Dev’s home production has been cooked up with all the resources at his command. On the other hand, Anjan Dutt is ready to storm the screen with his sixth edition of the adventures of Byomkesh. The last story was a rehash of Satyajit Ray’s treatment of Chriyakhana. It perhaps didn’t work as well as Anjan’s earlier depictions of the Saradindu Bandopadhyay detective. This time with his usual flair for interesting initiatives, he has combined a couple of stories in Byomkesh O Agnibaan retaining Jisshu Sengupta as the sleuth and Saswata Chatterjee as his assistant Ajit.

While others have handled Byomkesh taking advantage of the popular response, the detective seems to move more comfortably in the world that Anjan Dutt creates with a touch of his own in what has become an annual ritual.

The major challenge to Anjan Dutt will come from Srijit Mukherjee’sYeti Obhijan. This has been adapted from Sunil Gangopadhyay’s widely read Kakababu series and is a sequel to Mishar Rahasya. After the crushing disappointments of Srijit’s last few films, he would be hoping that this attempt to unravel the mystery of the snowman with the resourcefulness of the uncle-nephew team would bring him better dividends. It has been shot in Switzerland and India and has Prasenjit again playing the protagonist. But it is anyone’s guess whether or not the hot pursuit of the mystery with all the attention to detail that Srijit brings to his work will be drowned in the excess that the festival will be offering.

To that extent, the audience could turn to the harmless pleasures of a comic drama in Projapati Biskut that traces the desperate efforts of a young couple to survive the pressures of middle class conventions in old Kolkata. The director, Anindya Chatterjee, who did unexpectedly well in his maiden effort, Open Tee Bioscope, will again be on familiar ground in the north Kolkata environment that he knows so well.

But what raises further expectations is the refreshing prospect of seeing new faces in a realistic setting after they have been suitably tuned to the film’s contemporary spirit. It will inevitably be reinforced by the musical devices that come easily to the Bhoomi co-founder who has moved well and truly into the world of films.

The surprise is that the film is presented by Shibaprasad Mukherjee and Nandita Ray. They are responsible for directing perhaps the only major success this year, Praktan, which spoke of relationships surviving after the pangs of separation.

The film they have produced holds the expectations of returning to the days of tender exchanges without making it look dated.
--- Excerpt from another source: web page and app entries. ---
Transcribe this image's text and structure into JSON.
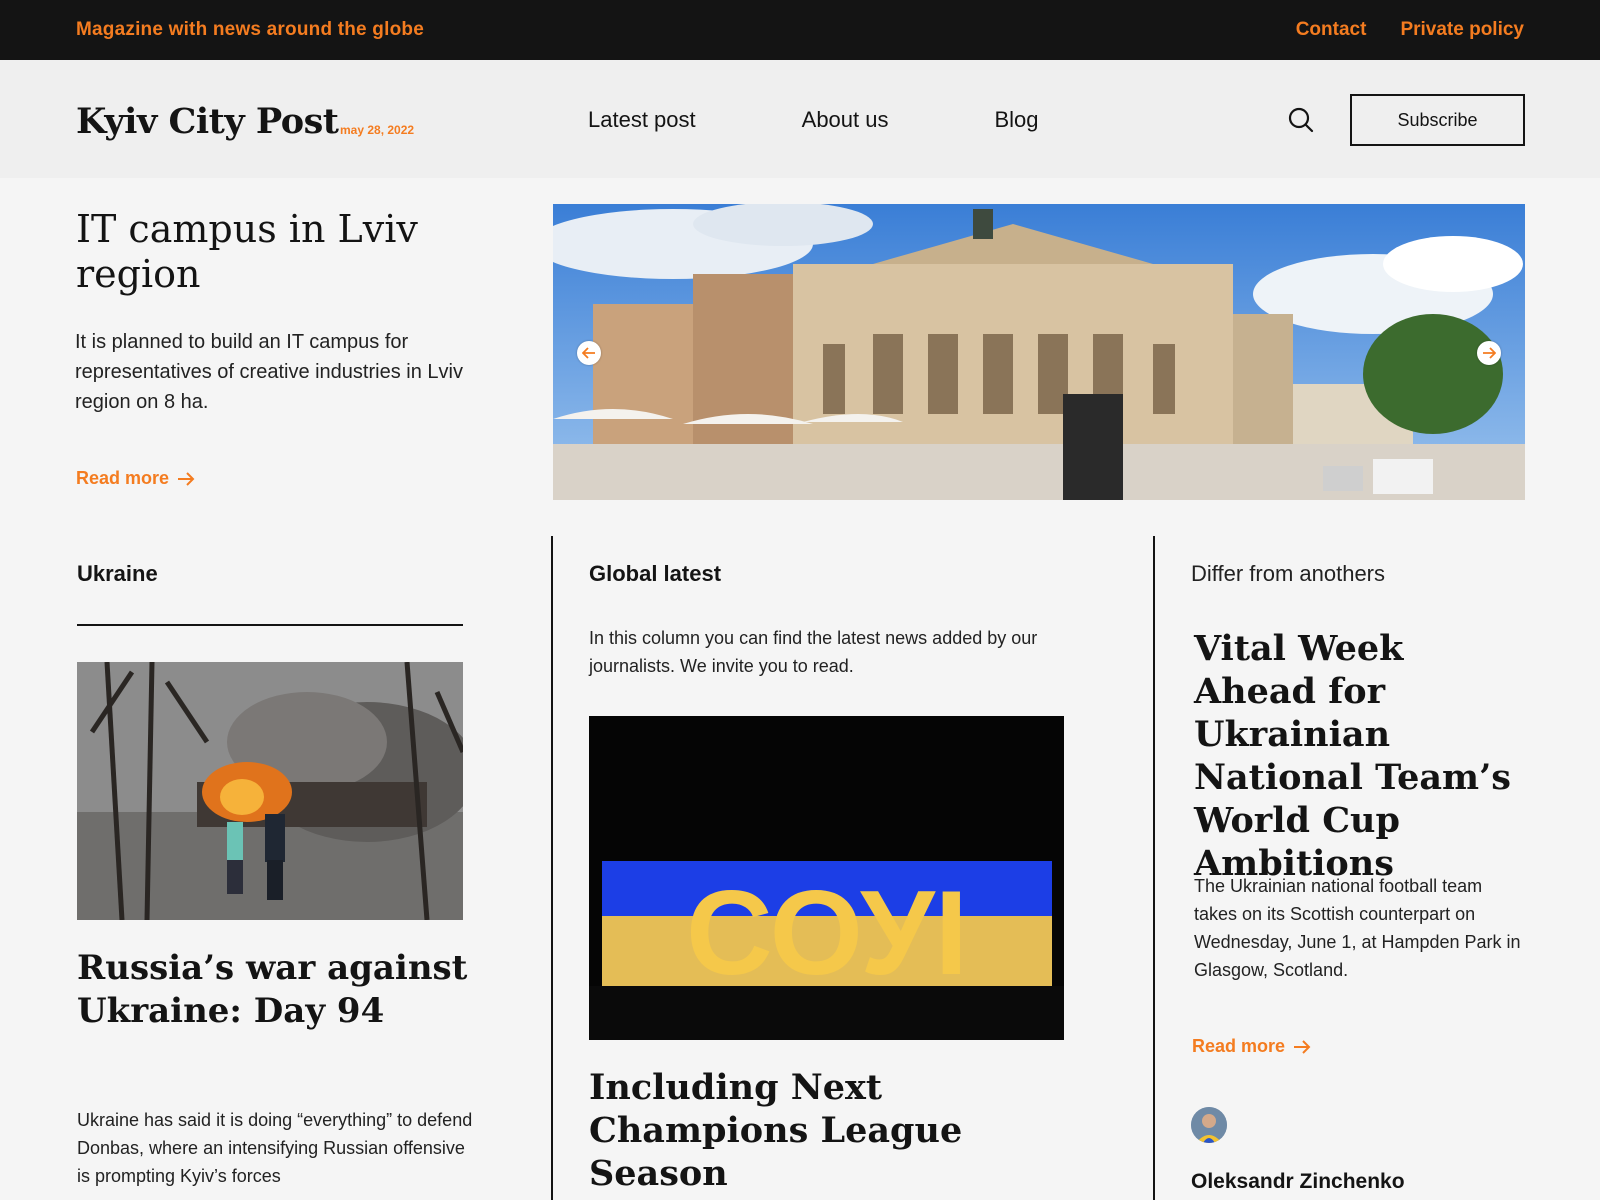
{
  "topbar": {
    "tagline": "Magazine with news around the globe",
    "links": [
      "Contact",
      "Private policy"
    ]
  },
  "header": {
    "logo": "Kyiv City Post",
    "date": "may 28, 2022",
    "nav": [
      "Latest post",
      "About us",
      "Blog"
    ],
    "search_icon": "search-icon",
    "subscribe_label": "Subscribe"
  },
  "hero": {
    "title": "IT campus in Lviv region",
    "text": "It is planned to build an IT campus for representatives of creative industries in Lviv region on 8 ha.",
    "read_more": "Read more",
    "image": "lviv-opera-house-photo"
  },
  "columns": {
    "ukraine": {
      "heading": "Ukraine",
      "image": "burning-building-photo",
      "title": "Russia’s war against Ukraine: Day 94",
      "text": "Ukraine has said it is doing “everything” to defend Donbas, where an intensifying Russian offensive is prompting Kyiv’s forces"
    },
    "global": {
      "heading": "Global latest",
      "text": "In this column you can find the latest news added by our journalists. We invite you to read.",
      "image": "stadium-banner-photo",
      "banner_text": "СОУІ",
      "title": "Including Next Champions League Season"
    },
    "differ": {
      "heading": "Differ from anothers",
      "title": "Vital Week Ahead for Ukrainian National Team’s World Cup Ambitions",
      "text": "The Ukrainian national football team takes on its Scottish counterpart on Wednesday, June 1, at Hampden Park in Glasgow, Scotland.",
      "read_more": "Read more",
      "author": "Oleksandr Zinchenko"
    }
  },
  "colors": {
    "accent": "#f47c20",
    "dark": "#141414",
    "background": "#f5f5f5"
  }
}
In a broader context, there would be nothing more satisfying than the possibility of the festival package as a whole turning things around.